Average annual health care cost increases for most large U.S. employers are expected to hold at 8% though 2008, according to a forthcoming survey by Watson Wyatt Worldwide and the National Business Group on Health.

The 8% increase projected for both 2007 and 2008 mirrors that of 2006, but is a decline from 8.5% in 2005, 10.6% in 2004 and 13% in 2003.

Rather than breathing a sigh of relief because the rate of increase appears to be stabilizing, most large employers are creatively addressing their employees' growing health care needs, the survey found.

For example, 78% of the surveyed companies are offering their employees access to nurse help lines, 72% offer health risk appraisals and 42% are implementing programs to reduce employee obesity.

In addition, some employers are investing in onsite clinics (23%) and pharmacies (14%), hoping that easy access to health care services will improve employee health and, ultimately, lower costs.

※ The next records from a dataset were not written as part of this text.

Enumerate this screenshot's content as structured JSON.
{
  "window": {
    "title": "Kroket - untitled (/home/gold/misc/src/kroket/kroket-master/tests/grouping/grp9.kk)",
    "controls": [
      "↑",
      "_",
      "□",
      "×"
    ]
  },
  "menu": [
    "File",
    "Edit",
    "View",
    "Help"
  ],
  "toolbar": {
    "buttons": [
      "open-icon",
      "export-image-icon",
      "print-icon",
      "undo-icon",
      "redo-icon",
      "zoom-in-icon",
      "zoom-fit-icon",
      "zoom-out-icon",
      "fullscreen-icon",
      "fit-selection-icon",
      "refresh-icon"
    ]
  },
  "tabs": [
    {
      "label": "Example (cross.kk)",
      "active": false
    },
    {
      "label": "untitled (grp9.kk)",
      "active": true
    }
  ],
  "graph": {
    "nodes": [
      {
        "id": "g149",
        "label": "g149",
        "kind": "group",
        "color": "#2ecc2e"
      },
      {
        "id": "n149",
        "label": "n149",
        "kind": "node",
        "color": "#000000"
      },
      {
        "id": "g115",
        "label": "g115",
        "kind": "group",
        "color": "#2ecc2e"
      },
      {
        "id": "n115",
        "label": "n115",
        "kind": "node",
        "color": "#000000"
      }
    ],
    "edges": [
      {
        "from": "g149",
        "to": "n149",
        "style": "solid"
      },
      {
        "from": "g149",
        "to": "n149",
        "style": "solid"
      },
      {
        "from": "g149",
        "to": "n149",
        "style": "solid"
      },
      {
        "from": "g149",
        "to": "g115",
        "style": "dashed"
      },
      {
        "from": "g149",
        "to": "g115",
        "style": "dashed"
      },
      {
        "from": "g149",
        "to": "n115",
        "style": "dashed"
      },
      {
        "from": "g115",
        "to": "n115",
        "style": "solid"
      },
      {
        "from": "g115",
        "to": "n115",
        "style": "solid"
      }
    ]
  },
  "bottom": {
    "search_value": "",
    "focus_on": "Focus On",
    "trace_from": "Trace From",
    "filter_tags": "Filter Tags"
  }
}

"With no reduction in cost increases, it becomes even more important to engage employees to carefully consider health care choices and make the most of health care dollars," said Ted Nussbaum, Watson Wyatt's Stamford, Conn.-based director of group and health care consulting in North America. "While investing in education programs, communication and infrastructure will not change behavior overnight, it will produce returns in the long run," he said.

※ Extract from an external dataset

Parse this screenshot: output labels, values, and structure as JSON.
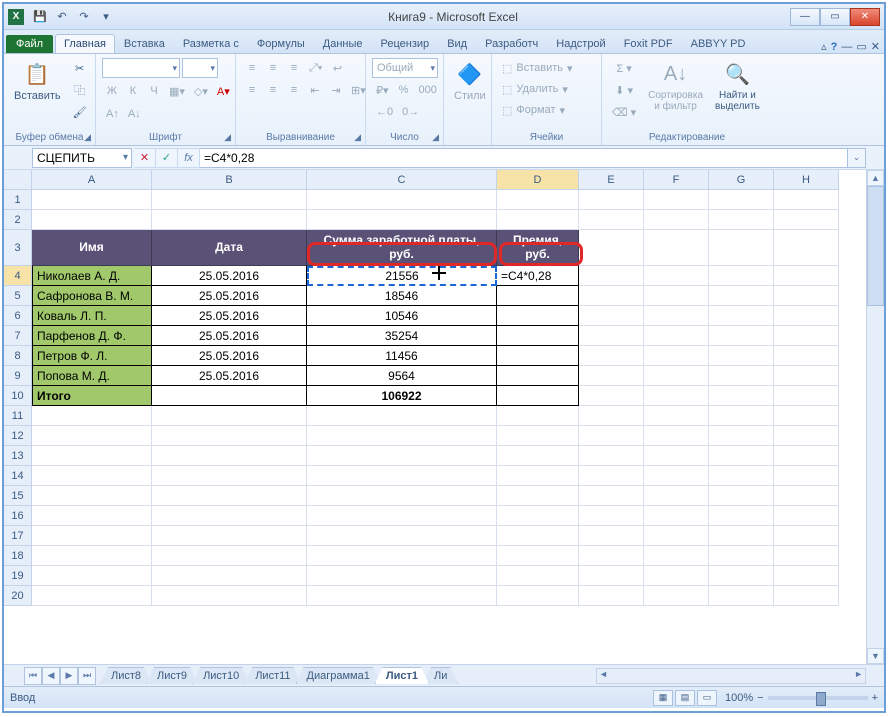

The 12th annual Watson Wyatt/NBGH health survey is based on responses of 573 large employers that collectively employ 11 million full-time workers.

Copies of the report will be released at the "NBGH Business Health Agenda 2007" March 14-16 in Washington. For more information about the meeting, visit